If all we want to do is strengthen our lower body, we need only comfortable clothes and supportive footwear. But walking does little or nothing to strengthen the muscles of our upper body.
Unless we walk with poles, like Ken Mundt does.
“The advantage is that I get a whole upper body workout,” he told me when I called him at his home in Seattle. “My chest muscles get a good workout, because I don’t slam my poles. I place them, and then I push.”
Based on what I’ve read recently, some of which I have reported here, I’ve grown more and more wary of the wisdom of taking supplements. Few of the them seem to help.
And now comes a new study indicating that the two most common supplements can actually work against us. Those supplements are vitamins C and E.
It seems that we have a choice of exercising or taking large doses of those supplements.
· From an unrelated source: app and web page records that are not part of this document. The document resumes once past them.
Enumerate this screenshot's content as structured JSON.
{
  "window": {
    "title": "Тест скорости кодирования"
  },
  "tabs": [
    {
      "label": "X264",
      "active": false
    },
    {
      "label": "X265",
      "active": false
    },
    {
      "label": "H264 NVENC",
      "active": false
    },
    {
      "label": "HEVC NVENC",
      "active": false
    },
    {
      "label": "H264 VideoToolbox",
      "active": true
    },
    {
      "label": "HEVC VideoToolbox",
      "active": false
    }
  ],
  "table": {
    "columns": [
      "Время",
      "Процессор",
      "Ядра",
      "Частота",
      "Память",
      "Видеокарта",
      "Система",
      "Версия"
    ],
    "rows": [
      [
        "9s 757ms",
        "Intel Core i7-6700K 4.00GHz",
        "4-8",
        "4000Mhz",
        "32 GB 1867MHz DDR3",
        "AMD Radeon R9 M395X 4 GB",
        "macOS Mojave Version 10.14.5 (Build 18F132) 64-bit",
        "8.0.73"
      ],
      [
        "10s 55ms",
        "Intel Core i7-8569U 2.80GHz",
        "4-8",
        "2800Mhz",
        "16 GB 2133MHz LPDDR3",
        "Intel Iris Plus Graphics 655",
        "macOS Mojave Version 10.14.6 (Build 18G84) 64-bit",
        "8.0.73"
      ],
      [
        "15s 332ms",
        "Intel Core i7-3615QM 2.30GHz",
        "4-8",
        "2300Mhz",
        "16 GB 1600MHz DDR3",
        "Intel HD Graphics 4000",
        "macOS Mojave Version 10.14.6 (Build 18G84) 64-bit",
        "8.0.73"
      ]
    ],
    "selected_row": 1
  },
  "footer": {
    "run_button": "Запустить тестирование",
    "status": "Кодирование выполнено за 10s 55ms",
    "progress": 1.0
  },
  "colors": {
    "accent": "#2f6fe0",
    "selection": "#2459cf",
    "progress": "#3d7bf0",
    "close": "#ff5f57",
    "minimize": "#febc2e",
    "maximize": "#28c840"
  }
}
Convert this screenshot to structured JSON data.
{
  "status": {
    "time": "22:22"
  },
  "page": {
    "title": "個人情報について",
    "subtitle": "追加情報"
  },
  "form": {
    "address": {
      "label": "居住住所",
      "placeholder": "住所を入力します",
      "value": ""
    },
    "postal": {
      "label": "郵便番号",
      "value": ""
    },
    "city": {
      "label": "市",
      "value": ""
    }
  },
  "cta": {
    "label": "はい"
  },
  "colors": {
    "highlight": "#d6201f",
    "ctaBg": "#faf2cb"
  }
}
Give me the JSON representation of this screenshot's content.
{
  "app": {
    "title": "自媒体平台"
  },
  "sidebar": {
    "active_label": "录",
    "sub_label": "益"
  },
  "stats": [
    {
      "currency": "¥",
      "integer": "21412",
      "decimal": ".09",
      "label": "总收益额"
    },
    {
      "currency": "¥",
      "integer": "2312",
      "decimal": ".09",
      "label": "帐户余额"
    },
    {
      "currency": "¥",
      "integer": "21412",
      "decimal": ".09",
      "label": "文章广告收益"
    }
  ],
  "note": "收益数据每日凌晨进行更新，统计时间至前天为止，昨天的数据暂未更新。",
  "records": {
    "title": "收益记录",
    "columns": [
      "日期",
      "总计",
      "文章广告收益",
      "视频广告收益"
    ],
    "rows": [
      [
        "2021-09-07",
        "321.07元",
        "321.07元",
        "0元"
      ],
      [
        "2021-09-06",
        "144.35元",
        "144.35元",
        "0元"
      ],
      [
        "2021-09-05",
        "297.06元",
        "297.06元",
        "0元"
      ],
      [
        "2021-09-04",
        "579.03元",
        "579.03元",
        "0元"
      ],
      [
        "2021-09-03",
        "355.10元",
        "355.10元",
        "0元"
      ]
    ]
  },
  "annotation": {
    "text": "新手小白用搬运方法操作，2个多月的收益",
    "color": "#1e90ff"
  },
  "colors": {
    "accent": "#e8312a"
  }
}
We know that exercise has lots of good effects like increasing our sensitivity to insulin, which is of great importance to all of us with diabetes.
Just a few minutes of exercise can have a big effect on the action of insulin that keeps our glucose levels in balance. The trick is to go all out.
While we have known for years that aerobic exercise like walking improves the health of our hearts and helps prevent or control diabetes, it can take a lot of time. Until now, however, we didn’t know if quick bursts of exercise would help.
Recent research now shows that it does. Scientists in Scotland reported their findings in BioMed Central Endocrine Disorders. Just 15 minutes of high-intensity interval training in a two-week period had a “remarkable” effect on the insulin action of the sedentary young men in the study, the researchers wrote.
You need to help me a lot with this one.
All of you who read my articles here are motivated to control your diabetes. Almost all of you have a positive motivation. I doubt if many of you have a primarily negative motivation based on fear of the consequences of uncontrolled diabetes. Negative motivations just don’t keep us doing what we need to do for long.
What are your positive motivations? What do you tell people you know who have diabetes to encourage them to tame it?
Now that I have practiced yoga for all of an hour and one-half, I can confidently recommend it to almost everyone who has diabetes.
On Friday I took a yoga class for the first time in my life. While my yoga experience and expertise is as minimal as possible, my first impression of yoga is just about as positive as possible.
And our first impression of someone or something new is not only crucial in social situations but can be more accurate than a painstaking analysis whenever we face other complex situations. Making a decision on the basis of a first impression is anything but a “snap judgment.”
The Novo Nordisk travelling exhibit of the faces of people who have changed for the better after a diabetes diagnosis is now online. It’s been a long time coming.
For several months the exhibit has been on tour in major cities around the country. Now it’s coming to Chicago’s Navy Pier from September 26-29 and Atlanta’s Woodruff Park on October 17-20. Novo Nordisk is planning to continue promoting the Meet the Face of Change exhibit in 2009, but hasn’t announced the details yet.